    Epidemiological studies have shown an elevation in the incidence of asthma, allergic symptoms and respiratory infections among people living or working in buildings with moisture and mould problems. Microbial growth is suspected to have a key role, since the severity of microbial contamination and symptoms show a positive correlation, while the removal of contaminated materials relieves the symptoms. However, the cause-and-effect relationship has not been well established and knowledge of the causative agents is incomplete. The present consensus of indoor microbes relies on culture-based methods. Microbial cultivation and identification is known to provide qualitatively and quantitatively biased results, which is suspected to be one of the reasons behind the often inconsistent findings between objectively measured microbiological attributes and health. In the present study the indoor microbial communities were assessed using culture-independent, DNA based methods. Fungal and bacterial diversity was determined by amplifying and sequencing the nucITS- and16S-gene regions, correspondingly.

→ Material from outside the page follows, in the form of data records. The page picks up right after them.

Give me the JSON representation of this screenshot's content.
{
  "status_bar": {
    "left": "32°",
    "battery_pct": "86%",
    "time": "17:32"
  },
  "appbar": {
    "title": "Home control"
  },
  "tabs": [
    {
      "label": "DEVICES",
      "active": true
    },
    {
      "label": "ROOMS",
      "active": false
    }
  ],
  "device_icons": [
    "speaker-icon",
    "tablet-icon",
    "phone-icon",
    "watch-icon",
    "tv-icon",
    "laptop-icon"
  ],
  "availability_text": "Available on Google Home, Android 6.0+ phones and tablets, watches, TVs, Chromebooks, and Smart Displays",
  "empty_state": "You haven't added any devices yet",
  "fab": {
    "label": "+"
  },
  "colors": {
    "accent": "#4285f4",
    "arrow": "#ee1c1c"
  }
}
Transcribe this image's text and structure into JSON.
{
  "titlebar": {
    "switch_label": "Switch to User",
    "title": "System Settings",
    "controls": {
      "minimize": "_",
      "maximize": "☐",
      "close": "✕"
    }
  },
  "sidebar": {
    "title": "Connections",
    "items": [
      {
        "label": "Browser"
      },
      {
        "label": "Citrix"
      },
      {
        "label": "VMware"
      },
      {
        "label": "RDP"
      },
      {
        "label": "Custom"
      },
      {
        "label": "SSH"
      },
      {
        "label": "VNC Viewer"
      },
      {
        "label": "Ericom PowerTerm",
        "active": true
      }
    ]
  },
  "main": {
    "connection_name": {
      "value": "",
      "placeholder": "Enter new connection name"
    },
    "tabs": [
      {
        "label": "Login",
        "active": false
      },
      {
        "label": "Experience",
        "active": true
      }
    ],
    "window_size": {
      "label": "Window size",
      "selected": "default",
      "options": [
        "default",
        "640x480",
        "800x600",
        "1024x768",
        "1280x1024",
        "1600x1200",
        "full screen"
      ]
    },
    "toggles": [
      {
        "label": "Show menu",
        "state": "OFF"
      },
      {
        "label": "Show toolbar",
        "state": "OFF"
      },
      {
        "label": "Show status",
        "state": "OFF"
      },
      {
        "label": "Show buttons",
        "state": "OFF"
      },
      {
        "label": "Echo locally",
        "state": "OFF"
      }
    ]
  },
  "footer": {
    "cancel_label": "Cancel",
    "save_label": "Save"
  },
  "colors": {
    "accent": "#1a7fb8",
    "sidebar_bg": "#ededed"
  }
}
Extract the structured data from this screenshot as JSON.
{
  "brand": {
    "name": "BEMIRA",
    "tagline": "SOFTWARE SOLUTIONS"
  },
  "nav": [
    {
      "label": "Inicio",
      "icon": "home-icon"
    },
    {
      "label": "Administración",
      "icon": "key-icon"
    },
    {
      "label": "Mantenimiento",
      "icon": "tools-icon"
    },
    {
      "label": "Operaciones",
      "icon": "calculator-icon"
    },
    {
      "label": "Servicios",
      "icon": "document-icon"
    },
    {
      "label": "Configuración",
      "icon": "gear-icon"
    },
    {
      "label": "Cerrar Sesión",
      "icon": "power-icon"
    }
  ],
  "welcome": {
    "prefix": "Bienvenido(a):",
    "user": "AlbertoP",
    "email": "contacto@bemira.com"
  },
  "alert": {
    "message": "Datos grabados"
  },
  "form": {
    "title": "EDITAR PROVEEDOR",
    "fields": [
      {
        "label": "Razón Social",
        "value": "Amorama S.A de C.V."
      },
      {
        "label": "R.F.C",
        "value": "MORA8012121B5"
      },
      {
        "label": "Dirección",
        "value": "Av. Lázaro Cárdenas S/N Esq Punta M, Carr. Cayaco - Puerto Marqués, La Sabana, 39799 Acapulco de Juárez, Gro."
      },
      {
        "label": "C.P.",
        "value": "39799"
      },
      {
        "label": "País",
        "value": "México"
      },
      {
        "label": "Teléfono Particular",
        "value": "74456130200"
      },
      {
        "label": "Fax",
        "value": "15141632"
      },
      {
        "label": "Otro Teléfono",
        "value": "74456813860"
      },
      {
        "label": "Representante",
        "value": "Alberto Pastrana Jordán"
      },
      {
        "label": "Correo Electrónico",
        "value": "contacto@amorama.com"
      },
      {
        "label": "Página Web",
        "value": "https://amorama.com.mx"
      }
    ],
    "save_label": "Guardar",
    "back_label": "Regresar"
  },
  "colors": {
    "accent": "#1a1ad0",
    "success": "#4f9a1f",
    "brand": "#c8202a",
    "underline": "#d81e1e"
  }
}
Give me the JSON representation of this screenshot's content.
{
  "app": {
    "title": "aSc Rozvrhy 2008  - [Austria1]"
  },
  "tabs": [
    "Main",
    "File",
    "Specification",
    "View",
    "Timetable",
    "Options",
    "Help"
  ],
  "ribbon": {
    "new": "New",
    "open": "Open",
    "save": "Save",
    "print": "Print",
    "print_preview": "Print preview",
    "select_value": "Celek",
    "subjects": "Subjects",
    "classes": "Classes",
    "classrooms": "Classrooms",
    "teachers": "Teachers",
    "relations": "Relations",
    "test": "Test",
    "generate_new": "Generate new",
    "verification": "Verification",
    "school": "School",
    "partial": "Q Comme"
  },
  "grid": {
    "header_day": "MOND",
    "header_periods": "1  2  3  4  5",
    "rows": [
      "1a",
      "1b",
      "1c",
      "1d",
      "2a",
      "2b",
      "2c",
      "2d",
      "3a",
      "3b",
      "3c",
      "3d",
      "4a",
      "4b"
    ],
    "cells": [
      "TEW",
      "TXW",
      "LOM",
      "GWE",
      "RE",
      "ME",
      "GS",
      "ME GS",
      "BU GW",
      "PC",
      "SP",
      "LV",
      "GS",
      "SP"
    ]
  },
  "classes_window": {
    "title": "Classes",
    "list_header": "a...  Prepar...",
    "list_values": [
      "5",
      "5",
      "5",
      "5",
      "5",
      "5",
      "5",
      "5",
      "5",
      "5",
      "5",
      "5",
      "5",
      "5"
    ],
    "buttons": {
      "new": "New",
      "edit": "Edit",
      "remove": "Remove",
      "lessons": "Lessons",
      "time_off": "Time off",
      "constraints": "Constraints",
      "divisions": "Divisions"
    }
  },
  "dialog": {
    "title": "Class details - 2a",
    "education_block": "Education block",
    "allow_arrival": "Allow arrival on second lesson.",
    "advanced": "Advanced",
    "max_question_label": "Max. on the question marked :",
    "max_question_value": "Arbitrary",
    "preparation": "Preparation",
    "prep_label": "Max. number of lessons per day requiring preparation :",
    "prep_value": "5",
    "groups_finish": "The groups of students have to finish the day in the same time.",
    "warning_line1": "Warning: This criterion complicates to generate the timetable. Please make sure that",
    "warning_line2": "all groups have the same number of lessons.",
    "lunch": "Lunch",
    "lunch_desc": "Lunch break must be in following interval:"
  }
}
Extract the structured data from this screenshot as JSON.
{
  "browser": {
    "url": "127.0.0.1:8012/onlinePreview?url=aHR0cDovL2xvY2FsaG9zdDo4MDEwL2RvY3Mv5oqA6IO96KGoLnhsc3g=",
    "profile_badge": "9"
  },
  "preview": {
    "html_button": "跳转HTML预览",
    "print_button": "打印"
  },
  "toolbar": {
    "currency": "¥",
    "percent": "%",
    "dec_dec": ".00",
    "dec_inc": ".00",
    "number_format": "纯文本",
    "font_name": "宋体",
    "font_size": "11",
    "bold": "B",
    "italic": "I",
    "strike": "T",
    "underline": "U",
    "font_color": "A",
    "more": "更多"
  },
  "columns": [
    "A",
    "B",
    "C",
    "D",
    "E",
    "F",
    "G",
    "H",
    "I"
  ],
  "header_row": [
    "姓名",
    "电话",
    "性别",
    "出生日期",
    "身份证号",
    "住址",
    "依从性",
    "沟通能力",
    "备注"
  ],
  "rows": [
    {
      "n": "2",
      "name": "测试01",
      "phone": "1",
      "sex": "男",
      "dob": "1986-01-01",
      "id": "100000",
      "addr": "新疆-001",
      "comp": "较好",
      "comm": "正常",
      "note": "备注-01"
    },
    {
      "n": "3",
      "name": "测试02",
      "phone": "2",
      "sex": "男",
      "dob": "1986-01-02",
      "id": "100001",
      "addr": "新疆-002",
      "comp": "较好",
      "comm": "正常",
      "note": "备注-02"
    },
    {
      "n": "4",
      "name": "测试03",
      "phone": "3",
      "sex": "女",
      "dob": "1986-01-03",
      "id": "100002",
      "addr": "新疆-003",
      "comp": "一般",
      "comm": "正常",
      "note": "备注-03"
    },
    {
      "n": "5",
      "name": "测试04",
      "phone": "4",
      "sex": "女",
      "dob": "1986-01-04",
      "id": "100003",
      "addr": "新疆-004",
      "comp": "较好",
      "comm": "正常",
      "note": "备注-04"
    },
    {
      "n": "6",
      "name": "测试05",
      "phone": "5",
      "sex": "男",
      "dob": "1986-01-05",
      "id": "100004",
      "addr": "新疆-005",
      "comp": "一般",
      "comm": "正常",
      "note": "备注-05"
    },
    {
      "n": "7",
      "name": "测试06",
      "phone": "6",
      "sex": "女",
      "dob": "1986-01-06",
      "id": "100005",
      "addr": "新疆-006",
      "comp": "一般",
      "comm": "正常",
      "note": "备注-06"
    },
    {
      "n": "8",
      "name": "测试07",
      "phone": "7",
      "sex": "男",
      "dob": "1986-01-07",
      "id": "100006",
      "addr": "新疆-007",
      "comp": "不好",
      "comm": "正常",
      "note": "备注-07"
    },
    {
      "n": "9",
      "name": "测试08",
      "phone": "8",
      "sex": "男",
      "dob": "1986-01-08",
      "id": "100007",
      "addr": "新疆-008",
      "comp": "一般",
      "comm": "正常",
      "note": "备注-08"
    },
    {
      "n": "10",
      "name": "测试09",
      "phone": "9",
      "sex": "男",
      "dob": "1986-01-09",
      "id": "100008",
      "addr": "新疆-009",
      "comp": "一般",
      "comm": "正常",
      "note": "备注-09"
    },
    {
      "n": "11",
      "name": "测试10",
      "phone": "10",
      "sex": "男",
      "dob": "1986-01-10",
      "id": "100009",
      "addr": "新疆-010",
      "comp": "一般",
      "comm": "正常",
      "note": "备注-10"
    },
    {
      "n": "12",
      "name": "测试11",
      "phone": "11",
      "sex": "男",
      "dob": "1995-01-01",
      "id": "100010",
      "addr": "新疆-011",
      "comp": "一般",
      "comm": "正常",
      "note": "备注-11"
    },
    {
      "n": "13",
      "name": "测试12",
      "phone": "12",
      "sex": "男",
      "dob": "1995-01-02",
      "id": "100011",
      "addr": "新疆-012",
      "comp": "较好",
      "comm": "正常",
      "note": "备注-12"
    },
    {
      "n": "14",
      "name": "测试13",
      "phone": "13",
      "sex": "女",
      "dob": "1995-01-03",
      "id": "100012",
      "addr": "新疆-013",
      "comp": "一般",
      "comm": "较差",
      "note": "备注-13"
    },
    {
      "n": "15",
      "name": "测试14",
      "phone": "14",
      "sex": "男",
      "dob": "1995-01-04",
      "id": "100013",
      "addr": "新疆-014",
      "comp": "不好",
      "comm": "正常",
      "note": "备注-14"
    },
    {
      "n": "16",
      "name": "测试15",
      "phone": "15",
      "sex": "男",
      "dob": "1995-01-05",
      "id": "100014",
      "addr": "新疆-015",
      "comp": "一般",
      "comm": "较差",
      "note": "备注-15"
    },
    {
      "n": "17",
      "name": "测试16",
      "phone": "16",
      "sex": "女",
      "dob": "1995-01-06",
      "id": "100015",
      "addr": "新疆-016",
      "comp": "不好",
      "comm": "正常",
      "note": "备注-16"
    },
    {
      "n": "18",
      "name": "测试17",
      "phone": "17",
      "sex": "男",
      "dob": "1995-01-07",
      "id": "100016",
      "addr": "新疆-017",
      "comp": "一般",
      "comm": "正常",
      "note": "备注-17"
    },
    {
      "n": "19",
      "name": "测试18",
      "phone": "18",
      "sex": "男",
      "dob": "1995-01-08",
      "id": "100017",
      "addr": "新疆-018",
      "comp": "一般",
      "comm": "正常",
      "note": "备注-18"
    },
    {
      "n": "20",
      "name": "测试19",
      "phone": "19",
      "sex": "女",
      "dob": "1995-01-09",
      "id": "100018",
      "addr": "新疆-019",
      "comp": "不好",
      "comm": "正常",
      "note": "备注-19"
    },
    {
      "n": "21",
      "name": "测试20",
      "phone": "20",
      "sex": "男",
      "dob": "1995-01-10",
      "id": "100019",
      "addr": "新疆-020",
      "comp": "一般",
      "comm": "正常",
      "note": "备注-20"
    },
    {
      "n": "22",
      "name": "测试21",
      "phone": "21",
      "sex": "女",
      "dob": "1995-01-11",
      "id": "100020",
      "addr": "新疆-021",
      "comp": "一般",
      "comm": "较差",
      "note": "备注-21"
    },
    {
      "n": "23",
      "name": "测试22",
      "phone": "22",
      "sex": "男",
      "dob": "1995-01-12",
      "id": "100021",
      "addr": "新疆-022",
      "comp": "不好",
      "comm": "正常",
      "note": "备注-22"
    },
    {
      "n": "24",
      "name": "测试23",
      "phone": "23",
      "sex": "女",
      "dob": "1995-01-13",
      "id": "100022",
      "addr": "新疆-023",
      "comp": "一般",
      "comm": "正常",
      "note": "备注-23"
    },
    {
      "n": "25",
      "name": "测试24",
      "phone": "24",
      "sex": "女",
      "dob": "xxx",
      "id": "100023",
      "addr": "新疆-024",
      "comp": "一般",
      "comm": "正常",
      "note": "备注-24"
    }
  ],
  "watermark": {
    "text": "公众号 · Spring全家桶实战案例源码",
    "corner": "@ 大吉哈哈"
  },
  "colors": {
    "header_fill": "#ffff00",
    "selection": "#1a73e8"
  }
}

In addition, the cell equivalent numbers of 69 mould species or groups were determined by quantitative PCR (qPCR). The results from molecular analyses were compared with results obtained using traditional plate cultivation for fungi. Using DNA-based tools, the indoor microbial diversity was found to be consistently higher and taxonomically wider than viable diversity. The dominant sequence types of fungi, and also of bacteria were mainly affiliated with well-known microbial species. However, in each building they were accompanied by various rare, uncultivable and unknown species. In both moisture-damaged and undamaged buildings the dominant fungal sequence phylotypes were affiliated with the classes Dothideomycetes (mould-like filamentous ascomycetes); Agaricomycetes (mushroom- and polypore-like filamentous basidiomycetes); Urediniomycetes (rust-like basidiomycetes); Tremellomycetes and the family Malasseziales (both yeast-like basidiomycetes). The most probable source for the majority of fungal types was the outdoor environment. In contrast, the dominant bacterial phylotypes in both damaged and undamaged buildings were affiliated with human-associated members within the phyla Actinobacteria and Firmicutes. Indications of elevated fungal diversity within potentially moisture-damage-associated fungal groups were recorded in two of the damaged buildings, while one of the buildings was characterized by an abundance of members of the Penicillium chrysogenum and P. commune species complexes. However, due to the small sample number and strong normal variation firm conclusions concerning the effect of moisture damage on the species diversity could not be made. The fungal communities in dust samples showed seasonal variation, which reflected the seasonal fluctuation of outdoor fungi. Seasonal variation of bacterial communities was less clear but to some extent attributable to the outdoor sources as well. The comparison of methods showed that clone library sequencing was a feasible method for describing the total microbial diversity, indicated a moderate quantitative correlation between sequencing and qPCR results and confirmed that culture based methods give both a qualitative and quantitative underestimate of microbial diversity in the indoor environment. However, certain important indoor fungi such as Penicillium spp. were clearly underrepresented in the sequence material, probably due to their physiological and genetic properties. Species specific qPCR was a more efficient and sensitive method for detecting and quantitating individual species than sequencing, but in order to exploit the full advantage of the method in building investigations more information is needed about the microbial species growing on damaged materials. In the present study, a new method was also developed for enhanced screening of the marker gene clone libraries. The suitability of the screening method to different kinds of microbial environments including biowaste compost material and indoor settled dusts was evaluated. The usability was found to be restricted to environments that support the growth and subsequent dominance of a small number microbial species, such as compost material.
  • Rice, Ritva (Helsingin yliopisto, 2004)